Book review. Meaningful differences in everyday experience of young American children. Betty Hart, Todd Risley

N Brown
1999 Journal of Pediatric Psychology  
thors offer plentiful specific examples of how concepts play out in "real life" among families in very different circumstances. The discussion that takes place in the next three chapters expands on findings generated from years of monthly observations with individual families. Data ranged from parenting characteristics, quality of language, and experience with language and interaction. By chapter 7, Meaningful Differences arrives at the culmination of the accomplishments of the children
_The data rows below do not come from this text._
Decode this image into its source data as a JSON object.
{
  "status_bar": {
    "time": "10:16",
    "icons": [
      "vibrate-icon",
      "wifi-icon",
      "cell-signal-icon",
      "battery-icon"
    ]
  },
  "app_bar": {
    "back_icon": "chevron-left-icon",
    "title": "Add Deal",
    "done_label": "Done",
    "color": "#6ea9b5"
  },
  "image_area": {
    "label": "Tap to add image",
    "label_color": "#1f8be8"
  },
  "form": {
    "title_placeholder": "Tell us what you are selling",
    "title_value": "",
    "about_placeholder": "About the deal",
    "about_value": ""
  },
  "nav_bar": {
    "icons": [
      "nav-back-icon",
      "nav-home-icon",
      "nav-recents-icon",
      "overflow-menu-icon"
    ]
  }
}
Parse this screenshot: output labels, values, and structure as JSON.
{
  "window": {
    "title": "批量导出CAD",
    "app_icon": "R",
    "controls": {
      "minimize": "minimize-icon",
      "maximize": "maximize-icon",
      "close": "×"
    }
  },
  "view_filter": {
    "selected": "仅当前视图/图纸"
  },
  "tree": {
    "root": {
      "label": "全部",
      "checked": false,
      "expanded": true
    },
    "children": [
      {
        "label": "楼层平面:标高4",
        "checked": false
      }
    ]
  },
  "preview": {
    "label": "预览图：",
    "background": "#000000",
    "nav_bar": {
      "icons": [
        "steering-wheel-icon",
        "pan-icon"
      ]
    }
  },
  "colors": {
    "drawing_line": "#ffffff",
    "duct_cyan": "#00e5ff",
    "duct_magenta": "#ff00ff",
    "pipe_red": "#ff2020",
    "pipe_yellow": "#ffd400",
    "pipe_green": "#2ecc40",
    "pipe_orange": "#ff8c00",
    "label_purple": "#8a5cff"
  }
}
more » ... he children participants at three years and beyond. Hart and Risley describe a group of children who are a joy to observe as they function competently, but with some marked differences. This discussion leads the reader to wonder how variables such as language experience and language diversity affect young children in their school years. Fortunately for their readers, Hart and Risley, in conjunction with Dale Walker, PhD (University of Kansas), present a study using a subset of their original child participants who had just turned nine years old. These researchers were able to examine the relationships among early environmental factors such as child language and parenting experiences at age three, and cognitive functioning and performance at age nine. Appropriately, Meaningful Differences concludes with a statement about the importance of the first three years of life. Hart and Risley emphasize the issue of cumulative experiences, how they build over the first three years, and how repeated experiences might have positive or negative impacts on children. Fortunately, Meaningful Differences does not leave readers hanging with an idyllic statement about the profound nature of learning and young children. Hart and Risley's last words include a plan for intervention for children at risk who may not receive the quantity or the quality of early parenting and language experience so necessary for later development. Their plan is interesting in that it estimates not only the necessary content of intervention but also the time needed for proper implementation. The authors present research as complex and detailed as the intervention and resources needed to implement change. Their diligence is a testament to a desire to find accurate explanations for later performance differences as they relate to the first three years of life, a time so critical to child development.
doi:10.1093/jpepsy/24.1.85 fatcat:taeqkws6bfdshihknf3vnhm67i